We know that great teachers can have a tremendous impact. Yet we don't have policies in place to ensure that all children are taught by great teachers.
That's why the mayor pushed for an evaluation system that would help determine who is excelling, who needs help and who may be better off in another profession.
I'm so glad that, for the first time in Chicago, teacher evaluations will at least consider whether students are learning over the course of the year. But I do wish the union hadn't won some key concessions.
Despite the mayor's efforts, the contract wasn't a home run for kids. It still allows teacher seniority to trump teacher effectiveness in some cases when layoffs unfortunately arise.
And under the new evaluation system, less than a third of a teacher's evaluation will be based on an objective look at how much academic progress his or her students are making.
That's not enough. Educator evaluations ought to consider several factors, but the degree to which our children succeed academically must be what we emphasize.
I also think it's a mistake to include a third-party appeals process for poor evaluations.

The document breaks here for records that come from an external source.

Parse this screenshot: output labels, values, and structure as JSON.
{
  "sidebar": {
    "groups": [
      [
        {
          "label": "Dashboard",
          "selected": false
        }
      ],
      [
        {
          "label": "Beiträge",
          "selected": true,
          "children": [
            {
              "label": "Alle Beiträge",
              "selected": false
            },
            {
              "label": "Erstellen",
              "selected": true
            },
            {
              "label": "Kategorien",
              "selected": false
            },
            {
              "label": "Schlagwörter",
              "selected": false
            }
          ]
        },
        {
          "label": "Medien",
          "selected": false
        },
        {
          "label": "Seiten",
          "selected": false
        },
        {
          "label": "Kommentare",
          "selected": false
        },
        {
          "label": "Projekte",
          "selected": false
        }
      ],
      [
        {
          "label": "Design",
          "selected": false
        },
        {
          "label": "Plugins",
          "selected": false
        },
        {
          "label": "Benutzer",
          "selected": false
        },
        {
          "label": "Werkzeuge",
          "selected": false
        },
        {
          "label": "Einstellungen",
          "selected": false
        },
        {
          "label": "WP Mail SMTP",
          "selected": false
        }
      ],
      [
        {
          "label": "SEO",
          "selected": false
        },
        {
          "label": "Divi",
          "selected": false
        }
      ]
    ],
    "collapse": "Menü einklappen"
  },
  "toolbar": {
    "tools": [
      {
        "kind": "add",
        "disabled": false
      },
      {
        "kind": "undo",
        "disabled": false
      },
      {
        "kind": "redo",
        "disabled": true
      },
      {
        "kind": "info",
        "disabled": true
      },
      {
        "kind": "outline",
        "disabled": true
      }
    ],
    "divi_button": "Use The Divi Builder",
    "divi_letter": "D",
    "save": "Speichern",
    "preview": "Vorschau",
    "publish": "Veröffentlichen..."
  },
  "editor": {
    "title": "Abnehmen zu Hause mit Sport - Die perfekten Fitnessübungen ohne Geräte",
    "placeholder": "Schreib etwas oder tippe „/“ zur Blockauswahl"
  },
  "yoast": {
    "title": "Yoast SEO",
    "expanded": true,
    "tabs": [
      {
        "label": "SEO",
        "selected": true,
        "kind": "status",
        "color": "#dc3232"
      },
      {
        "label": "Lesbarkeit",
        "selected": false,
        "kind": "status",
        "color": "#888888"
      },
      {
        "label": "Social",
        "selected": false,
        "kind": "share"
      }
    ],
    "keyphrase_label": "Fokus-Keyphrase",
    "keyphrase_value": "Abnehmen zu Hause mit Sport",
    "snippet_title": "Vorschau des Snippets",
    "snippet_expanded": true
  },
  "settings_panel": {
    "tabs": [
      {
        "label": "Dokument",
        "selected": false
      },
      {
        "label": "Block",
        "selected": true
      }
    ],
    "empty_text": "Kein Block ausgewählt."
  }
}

That's not necessary if you have a robust and fair evaluation system, and it will continue to make it overly burdensome and bureaucratic for principals to replace staff failing to meet students' needs.
One of the mayor's proposals, ultimately rejected, was a performance-pay system for teachers like the one in Washington, which offers huge pay increases to effective teachers, making them - deservedly - among the best paid in the country.
The strike advanced the national conversation about education reform but did so at a high price:
Chicago's children lost roughly 18 million collective hours of learning time; moms and dads across the city lost wages, and possibly risked jobs, so they could care for their kids; and some children went without the hot meals they reliably get at school.
It was frustrating to hear Chicago Teachers Union President Karen Lewis say toward the end of the dispute that the strike would continue to see whether there is "anything else they can get."
But at least that was clear evidence that, for union leaders, this strike was never about what was best for kids.
Going forward, I suspect more Democrats will say, as Emanuel and President Barack Obama have, that it makes sense 1) to look at how much children are learning when assessing a teacher's work, 2) to empower parents to help turn around schools that are failing their kids, and 3) that it is right to pay teachers more but to also hold them accountable for results.
I know that opposing unions on some of these policies isn't easy.
But the more unions attack fellow Democrats, casting everyone who challenges their policies as "anti-teacher" or "anti-union," the more they isolate themselves from the broader Democratic Party.
Ours is the party that understands that the greatest equalizing force we have in this country is a high-quality public education system through which people can escape poverty.
Rhee was chancellor of District of Columbia public schools from 2007 to 2010. She is founder and chief executive of StudentsFirst, a national nonprofit education advocacy group based in Sacramento. Her column first appeared in The Washington Post.